The difference between shy, introverted students

October 2, 2017

“If we want to encourage all of our students to participate in class, we have to accept that shy students are not necessarily introverted. And introverts are not necessarily shy,” writes Adam Chapnick. The author notes that when students are shy, instructors need to develop trusting relationships to help reassure them that their ideas are worth expressing. Yet introverted students, Chapnick adds, often find group conversations so exhausting that they choose not to speak up, even though they have many things to say and are confident in their value.
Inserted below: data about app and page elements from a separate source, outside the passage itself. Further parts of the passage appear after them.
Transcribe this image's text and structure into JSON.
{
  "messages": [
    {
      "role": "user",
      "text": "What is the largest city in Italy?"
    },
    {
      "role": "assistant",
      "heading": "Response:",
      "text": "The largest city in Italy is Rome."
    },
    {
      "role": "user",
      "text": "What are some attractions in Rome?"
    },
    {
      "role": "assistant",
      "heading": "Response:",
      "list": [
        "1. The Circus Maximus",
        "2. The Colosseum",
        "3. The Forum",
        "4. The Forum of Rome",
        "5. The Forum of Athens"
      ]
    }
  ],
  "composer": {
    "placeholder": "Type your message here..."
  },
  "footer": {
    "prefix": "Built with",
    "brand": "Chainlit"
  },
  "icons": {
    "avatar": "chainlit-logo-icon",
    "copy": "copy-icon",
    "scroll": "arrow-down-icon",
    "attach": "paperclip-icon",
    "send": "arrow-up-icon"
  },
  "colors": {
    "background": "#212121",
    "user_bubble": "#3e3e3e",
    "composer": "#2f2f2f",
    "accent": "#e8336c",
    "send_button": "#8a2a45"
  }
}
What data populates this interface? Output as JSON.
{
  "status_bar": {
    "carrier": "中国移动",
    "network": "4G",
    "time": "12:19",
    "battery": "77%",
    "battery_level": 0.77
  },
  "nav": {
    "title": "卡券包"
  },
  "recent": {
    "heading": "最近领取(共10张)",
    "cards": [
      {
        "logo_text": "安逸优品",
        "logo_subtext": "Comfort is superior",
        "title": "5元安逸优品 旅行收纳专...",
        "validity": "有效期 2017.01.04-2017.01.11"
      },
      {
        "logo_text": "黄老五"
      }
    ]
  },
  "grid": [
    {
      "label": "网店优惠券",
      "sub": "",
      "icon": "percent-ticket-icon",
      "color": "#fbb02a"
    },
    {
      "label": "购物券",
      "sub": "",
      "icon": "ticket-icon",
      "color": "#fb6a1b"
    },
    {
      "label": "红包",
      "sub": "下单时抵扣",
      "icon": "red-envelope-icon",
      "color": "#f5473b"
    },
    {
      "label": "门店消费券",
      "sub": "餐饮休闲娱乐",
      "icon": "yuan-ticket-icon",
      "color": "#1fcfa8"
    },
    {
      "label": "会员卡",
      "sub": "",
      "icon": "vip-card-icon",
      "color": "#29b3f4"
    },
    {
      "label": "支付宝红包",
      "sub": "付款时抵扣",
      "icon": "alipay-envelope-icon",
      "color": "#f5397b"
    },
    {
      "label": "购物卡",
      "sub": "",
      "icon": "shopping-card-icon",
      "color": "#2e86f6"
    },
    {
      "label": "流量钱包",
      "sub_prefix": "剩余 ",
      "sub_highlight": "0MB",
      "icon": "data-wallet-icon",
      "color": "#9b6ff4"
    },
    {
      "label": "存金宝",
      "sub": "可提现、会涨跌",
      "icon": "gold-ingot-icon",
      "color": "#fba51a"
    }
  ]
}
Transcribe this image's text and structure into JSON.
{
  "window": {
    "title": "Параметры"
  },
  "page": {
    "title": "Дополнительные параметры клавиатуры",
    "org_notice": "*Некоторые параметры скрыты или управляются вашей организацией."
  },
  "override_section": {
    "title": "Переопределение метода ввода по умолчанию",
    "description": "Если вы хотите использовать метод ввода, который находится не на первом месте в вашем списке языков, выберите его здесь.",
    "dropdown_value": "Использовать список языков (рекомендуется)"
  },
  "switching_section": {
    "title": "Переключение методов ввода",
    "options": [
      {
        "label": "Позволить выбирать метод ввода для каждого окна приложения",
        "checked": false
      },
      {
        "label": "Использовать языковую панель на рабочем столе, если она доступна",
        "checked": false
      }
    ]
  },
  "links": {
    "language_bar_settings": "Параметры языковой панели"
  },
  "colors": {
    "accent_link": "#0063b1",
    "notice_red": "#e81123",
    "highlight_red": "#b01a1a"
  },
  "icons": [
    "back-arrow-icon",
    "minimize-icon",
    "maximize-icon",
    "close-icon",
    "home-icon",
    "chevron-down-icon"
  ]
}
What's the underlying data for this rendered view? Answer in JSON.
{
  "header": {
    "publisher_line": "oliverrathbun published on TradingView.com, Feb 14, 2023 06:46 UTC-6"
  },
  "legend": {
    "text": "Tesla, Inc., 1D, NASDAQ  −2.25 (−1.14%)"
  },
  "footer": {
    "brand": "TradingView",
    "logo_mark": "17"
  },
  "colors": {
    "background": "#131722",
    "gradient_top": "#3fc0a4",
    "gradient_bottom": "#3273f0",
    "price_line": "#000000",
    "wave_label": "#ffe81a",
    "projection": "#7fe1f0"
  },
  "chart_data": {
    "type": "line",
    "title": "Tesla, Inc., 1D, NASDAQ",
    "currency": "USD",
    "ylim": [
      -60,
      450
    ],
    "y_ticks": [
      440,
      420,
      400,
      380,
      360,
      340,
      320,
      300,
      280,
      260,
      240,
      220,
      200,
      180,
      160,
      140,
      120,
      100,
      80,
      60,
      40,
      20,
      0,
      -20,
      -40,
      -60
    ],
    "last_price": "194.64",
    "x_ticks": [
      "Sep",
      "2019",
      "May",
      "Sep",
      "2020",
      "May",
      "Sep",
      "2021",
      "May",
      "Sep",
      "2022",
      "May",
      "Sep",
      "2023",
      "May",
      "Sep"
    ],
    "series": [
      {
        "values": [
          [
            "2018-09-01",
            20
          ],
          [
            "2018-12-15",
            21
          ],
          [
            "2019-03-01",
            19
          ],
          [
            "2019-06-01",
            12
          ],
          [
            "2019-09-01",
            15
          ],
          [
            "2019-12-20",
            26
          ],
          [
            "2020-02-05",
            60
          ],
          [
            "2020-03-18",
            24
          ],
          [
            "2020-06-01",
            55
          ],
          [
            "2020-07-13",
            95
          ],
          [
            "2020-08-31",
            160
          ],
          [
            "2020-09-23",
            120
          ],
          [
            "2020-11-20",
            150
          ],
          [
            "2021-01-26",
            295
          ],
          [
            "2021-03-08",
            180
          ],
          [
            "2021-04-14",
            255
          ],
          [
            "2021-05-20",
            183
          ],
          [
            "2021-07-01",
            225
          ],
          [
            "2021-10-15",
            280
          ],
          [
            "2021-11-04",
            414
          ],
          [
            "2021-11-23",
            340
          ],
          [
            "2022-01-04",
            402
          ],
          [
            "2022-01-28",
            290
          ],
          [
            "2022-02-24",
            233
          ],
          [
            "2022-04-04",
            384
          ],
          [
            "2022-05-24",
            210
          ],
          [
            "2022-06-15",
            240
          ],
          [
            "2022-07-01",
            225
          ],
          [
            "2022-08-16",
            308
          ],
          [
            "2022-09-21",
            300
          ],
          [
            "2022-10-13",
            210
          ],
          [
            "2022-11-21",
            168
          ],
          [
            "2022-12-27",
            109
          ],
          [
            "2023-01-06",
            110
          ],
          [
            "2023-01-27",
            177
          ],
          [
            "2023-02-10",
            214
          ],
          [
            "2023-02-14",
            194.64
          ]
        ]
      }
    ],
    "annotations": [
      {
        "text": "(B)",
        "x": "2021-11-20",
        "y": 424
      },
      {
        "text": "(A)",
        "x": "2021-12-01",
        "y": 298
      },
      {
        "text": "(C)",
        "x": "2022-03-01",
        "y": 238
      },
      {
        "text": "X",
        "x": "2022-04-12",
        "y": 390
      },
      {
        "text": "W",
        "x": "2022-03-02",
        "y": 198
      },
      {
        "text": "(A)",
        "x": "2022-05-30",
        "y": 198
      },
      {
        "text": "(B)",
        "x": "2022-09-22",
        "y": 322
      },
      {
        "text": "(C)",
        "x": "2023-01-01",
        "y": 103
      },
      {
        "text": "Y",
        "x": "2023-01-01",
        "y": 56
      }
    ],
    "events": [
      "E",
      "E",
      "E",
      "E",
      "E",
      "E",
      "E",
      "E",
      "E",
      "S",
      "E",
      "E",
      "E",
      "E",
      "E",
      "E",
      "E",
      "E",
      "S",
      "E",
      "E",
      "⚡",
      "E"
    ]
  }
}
For this group of students, Chapnick recommends an ethical appeal, which asks these students to contribute to the conversation because they benefit from hearing the views of others. University Affairs